■ **WHAT THE TASK REQUIRES**
Would you pull out every line of the material that contains the string "label"?
Start of DATA EXTRACTS
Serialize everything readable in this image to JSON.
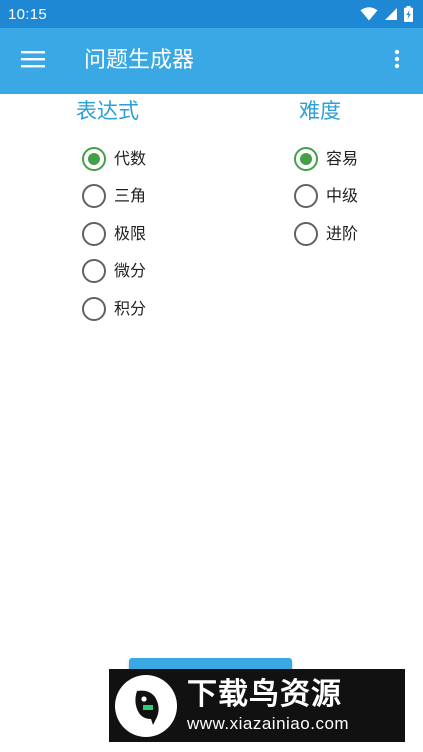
{
  "status_bar": {
    "time": "10:15",
    "icons": [
      "wifi-icon",
      "signal-icon",
      "battery-icon"
    ]
  },
  "app_bar": {
    "title": "问题生成器",
    "menu_icon": "hamburger-menu-icon",
    "overflow_icon": "more-vert-icon"
  },
  "expression": {
    "heading": "表达式",
    "options": [
      {
        "label": "代数",
        "checked": true
      },
      {
        "label": "三角",
        "checked": false
      },
      {
        "label": "极限",
        "checked": false
      },
      {
        "label": "微分",
        "checked": false
      },
      {
        "label": "积分",
        "checked": false
      }
    ]
  },
  "difficulty": {
    "heading": "难度",
    "options": [
      {
        "label": "容易",
        "checked": true
      },
      {
        "label": "中级",
        "checked": false
      },
      {
        "label": "进阶",
        "checked": false
      }
    ]
  },
  "watermark": {
    "main": "下载鸟资源",
    "url": "www.xiazainiao.com"
  },
  "colors": {
    "status_bar": "#1e88d5",
    "app_bar": "#3aa8e4",
    "heading": "#2a9fd8",
    "radio_checked": "#43a047",
    "radio_unchecked": "#616161"
  }
}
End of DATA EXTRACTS
■ **WRITTEN RESPONSE**
        "label": "代数",
        "label": "三角",
        "label": "极限",
        "label": "微分",
        "label": "积分",
        "label": "容易",
        "label": "中级",
        "label": "进阶",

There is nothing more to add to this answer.